**WHAT THE TASK REQUIRES**:
Which of the lines in the listing that follows hold "Percent"? Pull each one out.

**DATA FOR THIS TASK**:
**********

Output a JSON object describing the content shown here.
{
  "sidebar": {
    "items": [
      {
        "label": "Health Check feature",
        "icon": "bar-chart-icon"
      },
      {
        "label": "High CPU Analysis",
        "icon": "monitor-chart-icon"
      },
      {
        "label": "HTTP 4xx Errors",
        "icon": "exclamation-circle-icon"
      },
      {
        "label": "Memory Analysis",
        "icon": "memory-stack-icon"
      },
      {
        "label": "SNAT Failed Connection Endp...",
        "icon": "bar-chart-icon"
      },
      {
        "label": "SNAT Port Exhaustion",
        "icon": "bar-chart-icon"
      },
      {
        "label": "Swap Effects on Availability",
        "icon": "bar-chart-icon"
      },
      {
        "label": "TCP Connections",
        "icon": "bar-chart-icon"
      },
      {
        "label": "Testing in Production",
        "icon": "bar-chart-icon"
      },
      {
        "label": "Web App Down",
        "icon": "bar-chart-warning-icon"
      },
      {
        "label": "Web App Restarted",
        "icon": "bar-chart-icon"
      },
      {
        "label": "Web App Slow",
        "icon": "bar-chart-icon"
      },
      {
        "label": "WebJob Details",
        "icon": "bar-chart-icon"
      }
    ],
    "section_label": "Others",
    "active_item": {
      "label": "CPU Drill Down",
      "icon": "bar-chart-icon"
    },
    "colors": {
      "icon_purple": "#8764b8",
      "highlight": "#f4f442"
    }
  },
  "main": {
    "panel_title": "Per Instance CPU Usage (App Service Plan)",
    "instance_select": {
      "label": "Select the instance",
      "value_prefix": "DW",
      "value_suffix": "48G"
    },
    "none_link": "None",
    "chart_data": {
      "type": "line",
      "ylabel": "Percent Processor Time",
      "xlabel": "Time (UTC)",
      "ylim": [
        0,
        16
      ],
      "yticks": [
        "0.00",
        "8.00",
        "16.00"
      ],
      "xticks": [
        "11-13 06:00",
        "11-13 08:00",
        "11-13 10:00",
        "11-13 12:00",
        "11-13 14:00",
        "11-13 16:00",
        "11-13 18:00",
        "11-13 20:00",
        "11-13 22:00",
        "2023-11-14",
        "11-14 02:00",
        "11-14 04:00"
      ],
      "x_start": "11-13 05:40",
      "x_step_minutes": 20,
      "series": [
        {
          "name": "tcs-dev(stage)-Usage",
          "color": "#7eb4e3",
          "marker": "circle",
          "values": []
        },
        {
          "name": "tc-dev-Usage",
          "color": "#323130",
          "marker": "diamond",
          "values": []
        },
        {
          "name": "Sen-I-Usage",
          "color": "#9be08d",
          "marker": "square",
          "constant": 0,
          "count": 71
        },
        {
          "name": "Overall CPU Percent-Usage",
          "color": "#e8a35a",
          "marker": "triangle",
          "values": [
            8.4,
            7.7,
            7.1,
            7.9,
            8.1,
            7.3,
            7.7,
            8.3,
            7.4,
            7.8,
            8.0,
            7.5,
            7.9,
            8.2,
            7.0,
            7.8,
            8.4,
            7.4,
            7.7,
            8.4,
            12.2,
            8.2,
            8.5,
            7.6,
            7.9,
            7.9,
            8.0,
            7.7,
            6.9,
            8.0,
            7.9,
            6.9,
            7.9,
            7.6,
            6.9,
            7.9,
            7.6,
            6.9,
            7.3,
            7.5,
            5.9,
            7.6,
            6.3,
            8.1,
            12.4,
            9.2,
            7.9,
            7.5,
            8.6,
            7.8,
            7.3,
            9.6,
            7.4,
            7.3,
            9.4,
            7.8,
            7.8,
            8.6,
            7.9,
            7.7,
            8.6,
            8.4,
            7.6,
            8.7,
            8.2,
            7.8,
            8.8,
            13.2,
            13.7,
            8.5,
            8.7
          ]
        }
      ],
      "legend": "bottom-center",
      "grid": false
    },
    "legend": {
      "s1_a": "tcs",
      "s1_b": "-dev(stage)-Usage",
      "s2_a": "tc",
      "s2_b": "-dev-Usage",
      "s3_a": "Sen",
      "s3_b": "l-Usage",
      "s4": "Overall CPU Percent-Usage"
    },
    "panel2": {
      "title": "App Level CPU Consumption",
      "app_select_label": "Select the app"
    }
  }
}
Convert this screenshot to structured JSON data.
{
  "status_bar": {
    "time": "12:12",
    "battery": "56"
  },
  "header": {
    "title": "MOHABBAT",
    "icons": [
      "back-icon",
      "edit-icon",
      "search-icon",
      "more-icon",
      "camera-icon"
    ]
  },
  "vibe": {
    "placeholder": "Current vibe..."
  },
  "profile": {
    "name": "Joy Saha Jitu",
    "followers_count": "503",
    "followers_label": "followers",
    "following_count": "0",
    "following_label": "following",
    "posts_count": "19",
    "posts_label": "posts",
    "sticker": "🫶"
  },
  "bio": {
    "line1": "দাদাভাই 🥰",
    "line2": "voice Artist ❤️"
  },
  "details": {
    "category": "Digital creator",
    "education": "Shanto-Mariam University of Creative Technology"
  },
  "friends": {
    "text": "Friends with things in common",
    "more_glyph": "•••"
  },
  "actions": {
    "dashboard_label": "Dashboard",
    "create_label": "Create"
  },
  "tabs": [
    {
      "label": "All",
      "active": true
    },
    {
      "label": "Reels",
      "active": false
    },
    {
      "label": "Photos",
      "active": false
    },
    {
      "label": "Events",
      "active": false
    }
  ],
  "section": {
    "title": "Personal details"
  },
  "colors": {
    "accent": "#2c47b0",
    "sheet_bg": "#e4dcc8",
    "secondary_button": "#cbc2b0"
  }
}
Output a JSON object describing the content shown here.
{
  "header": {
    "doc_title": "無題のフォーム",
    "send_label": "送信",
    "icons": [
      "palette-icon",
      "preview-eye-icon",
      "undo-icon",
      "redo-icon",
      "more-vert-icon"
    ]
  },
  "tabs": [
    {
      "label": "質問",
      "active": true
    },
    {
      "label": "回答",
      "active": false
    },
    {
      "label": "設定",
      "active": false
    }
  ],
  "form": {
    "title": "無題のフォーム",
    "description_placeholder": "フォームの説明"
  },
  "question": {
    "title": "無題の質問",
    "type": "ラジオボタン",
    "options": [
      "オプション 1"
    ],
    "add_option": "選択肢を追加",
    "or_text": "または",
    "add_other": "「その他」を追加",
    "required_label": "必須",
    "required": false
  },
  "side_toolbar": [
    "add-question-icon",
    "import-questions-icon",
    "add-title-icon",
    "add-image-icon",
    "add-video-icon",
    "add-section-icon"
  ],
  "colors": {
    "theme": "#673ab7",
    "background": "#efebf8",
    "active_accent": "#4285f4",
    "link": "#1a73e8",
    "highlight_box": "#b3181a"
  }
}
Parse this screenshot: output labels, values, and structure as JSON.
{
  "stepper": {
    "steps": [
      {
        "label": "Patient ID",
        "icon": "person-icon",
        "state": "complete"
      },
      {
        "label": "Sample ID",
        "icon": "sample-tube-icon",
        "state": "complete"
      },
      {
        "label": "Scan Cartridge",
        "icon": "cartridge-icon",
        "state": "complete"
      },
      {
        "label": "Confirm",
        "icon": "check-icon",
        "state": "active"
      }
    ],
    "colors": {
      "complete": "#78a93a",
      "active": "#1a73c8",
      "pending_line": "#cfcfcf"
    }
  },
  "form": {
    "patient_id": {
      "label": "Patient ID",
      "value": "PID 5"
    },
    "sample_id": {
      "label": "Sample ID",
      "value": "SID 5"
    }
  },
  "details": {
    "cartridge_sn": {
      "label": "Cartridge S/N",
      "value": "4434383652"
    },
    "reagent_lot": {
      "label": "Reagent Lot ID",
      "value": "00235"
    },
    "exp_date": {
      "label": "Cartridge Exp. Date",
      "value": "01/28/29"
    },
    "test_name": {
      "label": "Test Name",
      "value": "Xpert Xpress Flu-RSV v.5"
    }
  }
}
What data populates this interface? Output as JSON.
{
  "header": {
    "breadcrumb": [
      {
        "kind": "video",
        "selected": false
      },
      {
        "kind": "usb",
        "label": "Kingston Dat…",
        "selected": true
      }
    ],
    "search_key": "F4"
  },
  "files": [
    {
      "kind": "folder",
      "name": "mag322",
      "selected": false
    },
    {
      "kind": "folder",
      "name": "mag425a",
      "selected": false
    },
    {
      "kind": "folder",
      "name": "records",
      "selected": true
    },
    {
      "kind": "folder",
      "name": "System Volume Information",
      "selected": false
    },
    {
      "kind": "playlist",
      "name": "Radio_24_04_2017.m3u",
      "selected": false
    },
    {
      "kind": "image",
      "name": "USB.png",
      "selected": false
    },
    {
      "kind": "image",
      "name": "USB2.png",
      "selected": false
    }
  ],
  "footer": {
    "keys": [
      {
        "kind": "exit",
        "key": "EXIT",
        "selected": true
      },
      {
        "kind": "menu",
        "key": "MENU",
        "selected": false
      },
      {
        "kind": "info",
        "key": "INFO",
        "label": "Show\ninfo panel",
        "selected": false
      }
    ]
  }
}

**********

**ANSWER FOR THE TASK**:
      "ylabel": "Percent Processor Time",
          "name": "Overall CPU Percent-Usage",
      "s4": "Overall CPU Percent-Usage"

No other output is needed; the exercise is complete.